The High Court on Wednesday said the state government was not doing enough to make the city pedestrian-friendly.
“You are going to fine pedestrians (for jaywalking), that is fine, but also make way for them to walk,” said Justice Bilal Nazki. Hindustan Times had reported on August 25, that the traffic police department is planning a serious drive against jaywalking, to be enforced after Ganeshotsav.
The court is hearing a public interest litigation filed by Bombay Environmental Action Group (BEAG) seeking implementation of Traffic Restraint Scheme formulated in 2000 to decongest the city’s roads.

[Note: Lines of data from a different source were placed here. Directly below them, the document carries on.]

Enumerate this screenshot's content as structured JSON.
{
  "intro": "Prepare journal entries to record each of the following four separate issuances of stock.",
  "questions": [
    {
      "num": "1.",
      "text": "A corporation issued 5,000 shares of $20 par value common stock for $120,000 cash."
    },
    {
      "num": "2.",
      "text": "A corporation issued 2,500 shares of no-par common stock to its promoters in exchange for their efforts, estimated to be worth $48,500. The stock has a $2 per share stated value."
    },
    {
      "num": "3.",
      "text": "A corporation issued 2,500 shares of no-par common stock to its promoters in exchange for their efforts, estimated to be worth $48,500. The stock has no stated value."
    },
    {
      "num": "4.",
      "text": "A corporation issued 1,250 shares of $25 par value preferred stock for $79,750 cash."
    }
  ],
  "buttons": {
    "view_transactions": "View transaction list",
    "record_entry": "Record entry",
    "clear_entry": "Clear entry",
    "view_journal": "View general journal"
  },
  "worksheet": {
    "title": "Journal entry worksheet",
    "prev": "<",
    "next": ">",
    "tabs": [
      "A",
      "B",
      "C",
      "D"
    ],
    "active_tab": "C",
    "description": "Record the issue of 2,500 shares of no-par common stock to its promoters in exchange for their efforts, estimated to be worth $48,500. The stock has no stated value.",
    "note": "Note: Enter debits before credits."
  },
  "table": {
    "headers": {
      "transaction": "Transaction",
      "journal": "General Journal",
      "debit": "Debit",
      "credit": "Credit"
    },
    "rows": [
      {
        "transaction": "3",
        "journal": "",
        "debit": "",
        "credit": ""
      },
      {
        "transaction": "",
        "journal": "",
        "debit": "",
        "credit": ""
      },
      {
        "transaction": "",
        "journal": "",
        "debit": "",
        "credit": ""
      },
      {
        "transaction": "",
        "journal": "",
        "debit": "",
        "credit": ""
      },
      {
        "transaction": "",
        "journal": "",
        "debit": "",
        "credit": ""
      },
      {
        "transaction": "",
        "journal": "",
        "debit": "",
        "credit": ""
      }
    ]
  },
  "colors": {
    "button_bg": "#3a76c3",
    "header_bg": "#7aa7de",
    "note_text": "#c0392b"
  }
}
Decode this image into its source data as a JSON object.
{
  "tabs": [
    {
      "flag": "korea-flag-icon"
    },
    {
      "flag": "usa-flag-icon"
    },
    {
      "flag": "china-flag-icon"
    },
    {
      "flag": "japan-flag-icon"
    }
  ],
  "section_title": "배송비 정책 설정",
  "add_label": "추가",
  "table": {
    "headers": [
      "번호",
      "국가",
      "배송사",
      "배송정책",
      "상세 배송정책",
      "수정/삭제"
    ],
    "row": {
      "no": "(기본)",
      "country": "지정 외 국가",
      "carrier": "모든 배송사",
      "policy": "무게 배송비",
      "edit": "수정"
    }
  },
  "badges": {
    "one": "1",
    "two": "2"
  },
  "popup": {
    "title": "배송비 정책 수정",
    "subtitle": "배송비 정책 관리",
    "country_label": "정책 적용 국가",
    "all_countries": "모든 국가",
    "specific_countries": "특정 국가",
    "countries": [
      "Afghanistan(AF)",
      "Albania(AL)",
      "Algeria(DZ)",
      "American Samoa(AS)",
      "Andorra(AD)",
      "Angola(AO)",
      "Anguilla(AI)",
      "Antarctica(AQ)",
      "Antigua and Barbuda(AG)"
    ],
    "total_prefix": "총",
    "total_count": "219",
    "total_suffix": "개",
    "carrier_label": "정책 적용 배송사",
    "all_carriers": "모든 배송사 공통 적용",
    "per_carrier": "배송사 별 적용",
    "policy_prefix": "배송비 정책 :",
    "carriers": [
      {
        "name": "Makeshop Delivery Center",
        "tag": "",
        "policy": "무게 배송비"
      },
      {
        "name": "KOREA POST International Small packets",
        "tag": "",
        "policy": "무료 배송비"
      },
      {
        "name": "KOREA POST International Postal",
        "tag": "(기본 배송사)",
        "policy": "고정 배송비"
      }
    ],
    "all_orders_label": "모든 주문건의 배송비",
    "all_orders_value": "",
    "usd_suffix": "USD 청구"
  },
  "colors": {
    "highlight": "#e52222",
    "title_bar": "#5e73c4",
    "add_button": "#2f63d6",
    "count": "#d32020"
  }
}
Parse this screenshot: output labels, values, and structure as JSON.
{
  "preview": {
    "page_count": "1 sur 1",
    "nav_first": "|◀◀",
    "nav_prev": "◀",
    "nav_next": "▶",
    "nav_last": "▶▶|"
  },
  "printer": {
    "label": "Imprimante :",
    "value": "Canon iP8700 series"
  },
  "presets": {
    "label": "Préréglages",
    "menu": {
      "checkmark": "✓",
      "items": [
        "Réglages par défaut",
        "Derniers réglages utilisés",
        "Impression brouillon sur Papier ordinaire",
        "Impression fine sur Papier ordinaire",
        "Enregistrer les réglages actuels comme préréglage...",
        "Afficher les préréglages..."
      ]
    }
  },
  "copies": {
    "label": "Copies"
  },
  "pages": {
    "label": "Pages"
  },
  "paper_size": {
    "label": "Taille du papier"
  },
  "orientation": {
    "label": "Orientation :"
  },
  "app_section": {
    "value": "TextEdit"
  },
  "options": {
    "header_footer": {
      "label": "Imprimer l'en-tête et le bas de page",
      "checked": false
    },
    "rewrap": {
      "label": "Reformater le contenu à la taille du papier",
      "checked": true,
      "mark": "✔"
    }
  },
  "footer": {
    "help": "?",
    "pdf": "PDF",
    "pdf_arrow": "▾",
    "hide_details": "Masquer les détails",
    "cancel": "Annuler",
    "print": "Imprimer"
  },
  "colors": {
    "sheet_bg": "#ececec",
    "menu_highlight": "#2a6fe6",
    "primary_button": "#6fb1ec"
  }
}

The division bench of Justice Nazki and Justice A.R. Joshi said the city was “most unfriendly to pedestrians”. The court said the state had failed to keep footpaths free of hawkers and the police had failed to control cars at traffic signals.
“Cars are supposed to stop before the zebra crossing, but they always stop either on the zebra crossing or beyond it. Please ask them (police) to do something about it,” said Justice Nazki. “It is difficult to walk in this city. Footpaths are all occupied. If I don’t walk carefully, I will not reach (my destination).”
BEAG filed an affidavit replying to the state’s suggestions to decongest the city. BEAG’s affidavit says the government’s suggestions “only incentivise rather than disincentivise the use of private transport.”
Its adds that the measures outlined by the government do not properly address the problem of congestion caused by private vehicles. It also points out that no time frame has been identified for the implementation of the state’s suggestions.
It also questioned the utility of the Bandra-Worli sealink, saying it is of no use to the public as BEST buses do not ply on it due to high toll rates.
The matter will be heard after two weeks.